I think I learn better from practical training and wouldn't get enough out of university to make it worth the money. When my friends come out of university in debt, I'll be on a good wage with the opportunity to move up. The four-year course gives me the chance to gain a degree, so by not going to university I am not ruling myself out of higher education.

My training will enable me to operate and eventually programme CNC machinery, which cuts metal into specific shapes, widths and sizes. The idea of having a desk job or doing any other kind of office workdoesn't appeal to me. I'm an active person, and working with my hands will suit me much better.

The decision I've taken has never been about the money I earn. It's just about doing a job that I enjoy, that will take me outside and keep me occupied.

The expert verdict:

At first glance, David's decision doesn't make economic sense. Recent estimates of the value of a degree find that young male graduates earn around 30 per cent more an hour than those who only complete A-levels. However, these estimates may not be a good guide to the benefits of attending university for David.

Individuals who choose to continue with their studies after their A-levels and those who do not differ in many ways, and these will be reflected in the difference between their wages.

Another consideration is whether employers will go on paying large premiums as the number of graduates rises. Until recently, the premium has remained steady, but there has been a decline in the prospects of the most recent graduates.

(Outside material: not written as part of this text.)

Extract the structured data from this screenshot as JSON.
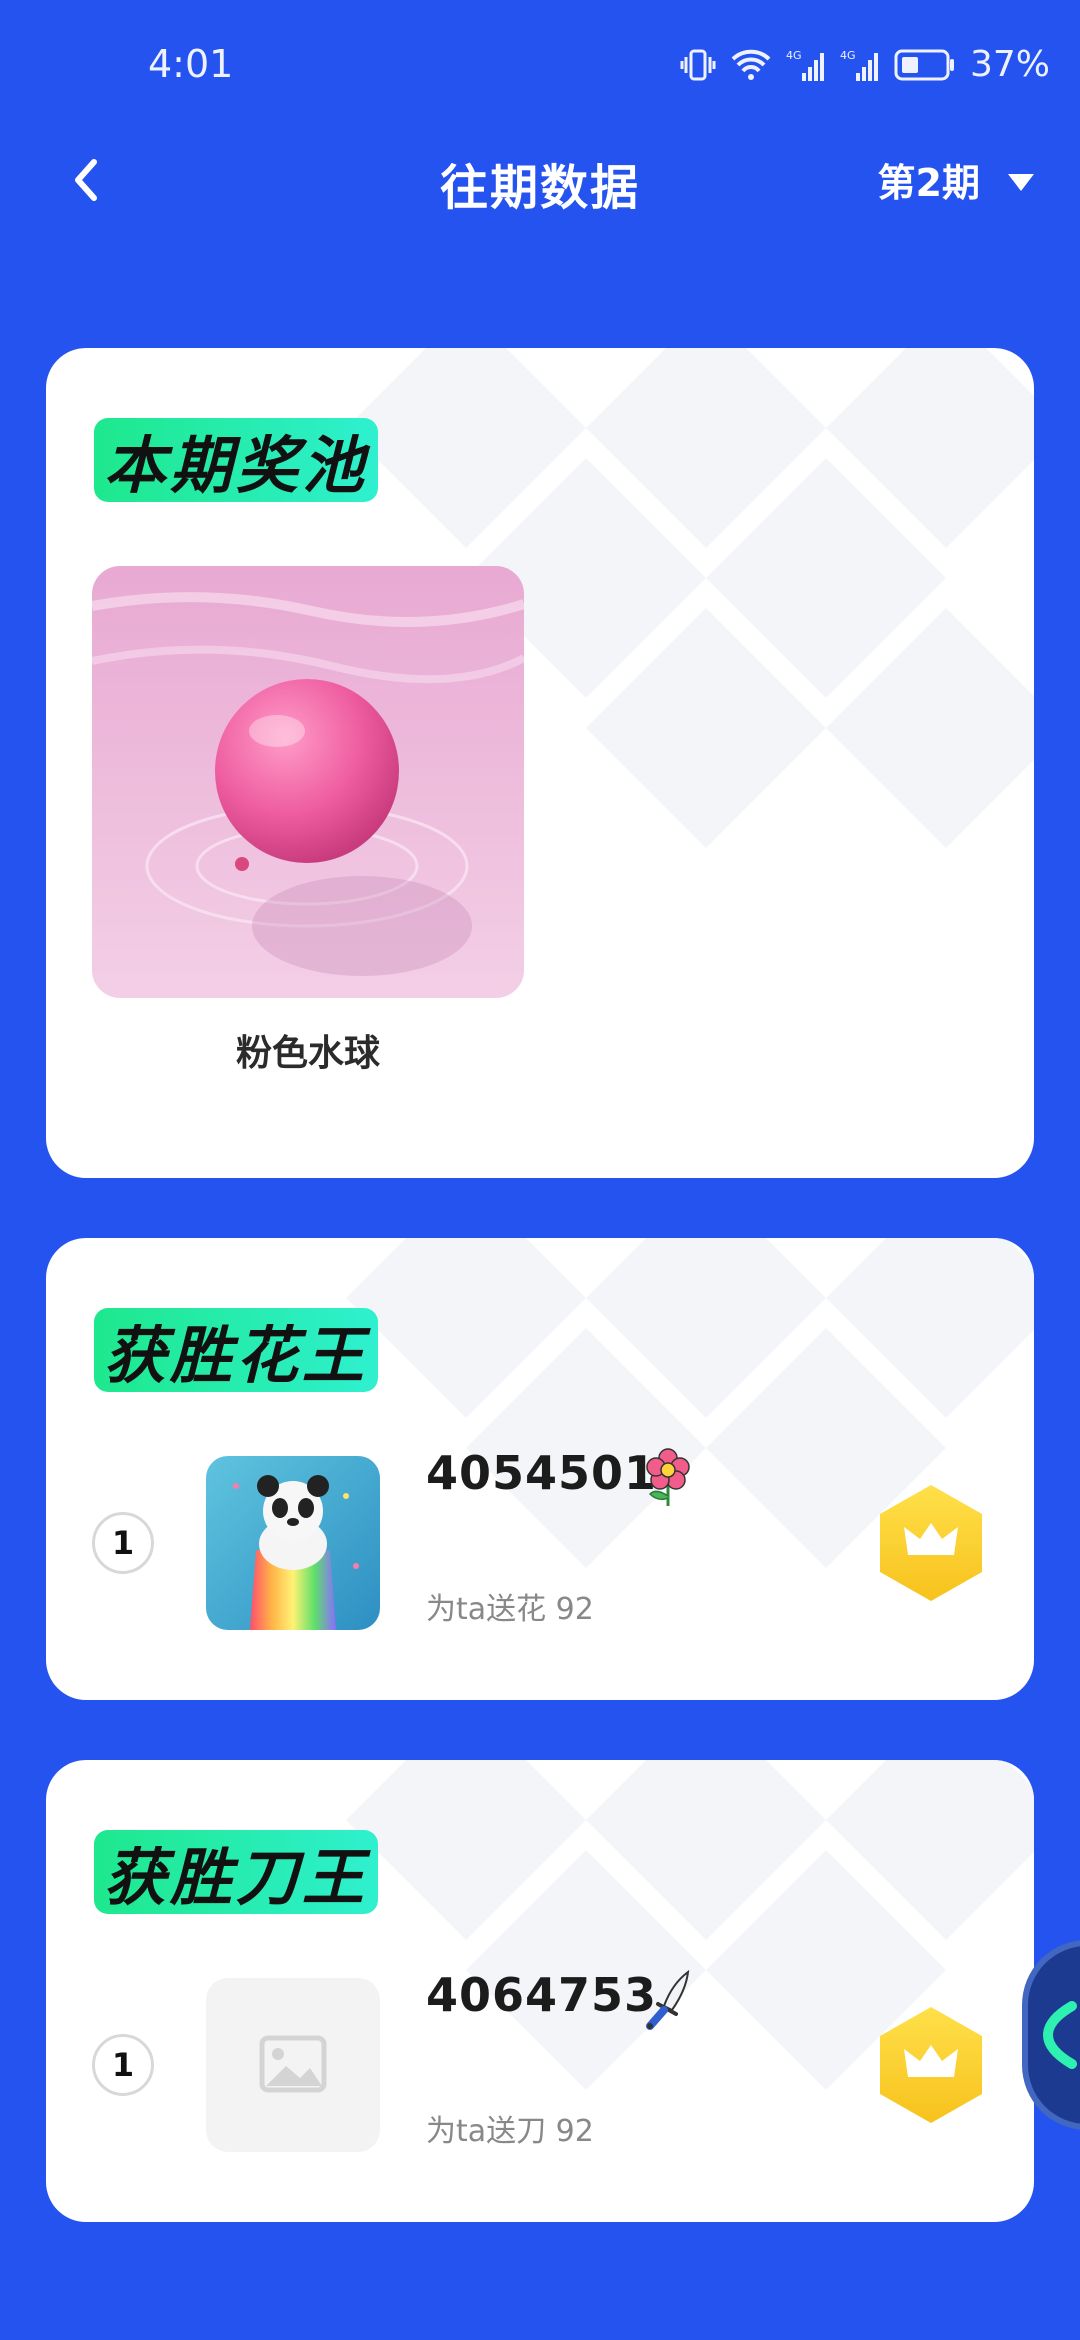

Earnings premiums appear to have fallen as the number of graduates has grown and it has become less likely that young people will get a graduate-level job on leaving university. David may be making a rational decision after all.

Interviews by: Lauren Veevers, Andrew Dagnell and Aline Nassif

... and what happened to our A-level hopefuls

Last week we interviewed three A-level students about their hopes for the future and the anxious wait for their results. On Thursday they finally got the most important grades of their lives so far. And this is how they got on.

Hilary Paice

What she wanted

The 18-year-old from Purley, Surrey, needed three Bs in biology, chemistry and geography to study midwifery at Southampton University.

What she got

Hilary just missed out, with grades of B,B,C - 20 marks adrift. Although she is ineligible for midwifery, Southampton gave her a place to study nursing.

"My results weren't quite as good as I thought, but every cloud has a silver lining," she says. "Nursing opens a lot more doors for me than midwifery, and I know that I'm really going to love it. My family and my teachers were really supportive."

Tessa Veevers

What she wanted

Tessa, from Disley, Cheshire, required three Cs in chemistry, maths and drama for a place at Sheffield Hallam University.

What she got

Despite her worries, the 18-year-old got grades of B, C and D, which means that she can start her course in business and human resource management next month.

"I'm really pleased that I have got into university. After all the waiting and tension, it's a relief," she says. "All this stuff in the media about A-levels being easier has really annoyed me. I just think that people these days are working harder to do better."

Jack Wellby

What he wanted

Jack, 18, needed straight-A grades in geography, religious studies and maths for a place to read geography at Jesus College, Oxford.

What he got

The hard work paid off. Jack, from Fulham in west London, got three As and starts at Oxford next term.

He says: "The grades were what I hoped for and worked towards - but despite that, I taught myself not to expect anything. And I had a nerve-racking wait. I had to have my results faxed to me because, when they came out, I was on holiday with friends in Dorset. Now I can celebrate. We'll be spending a lot of time in the pub."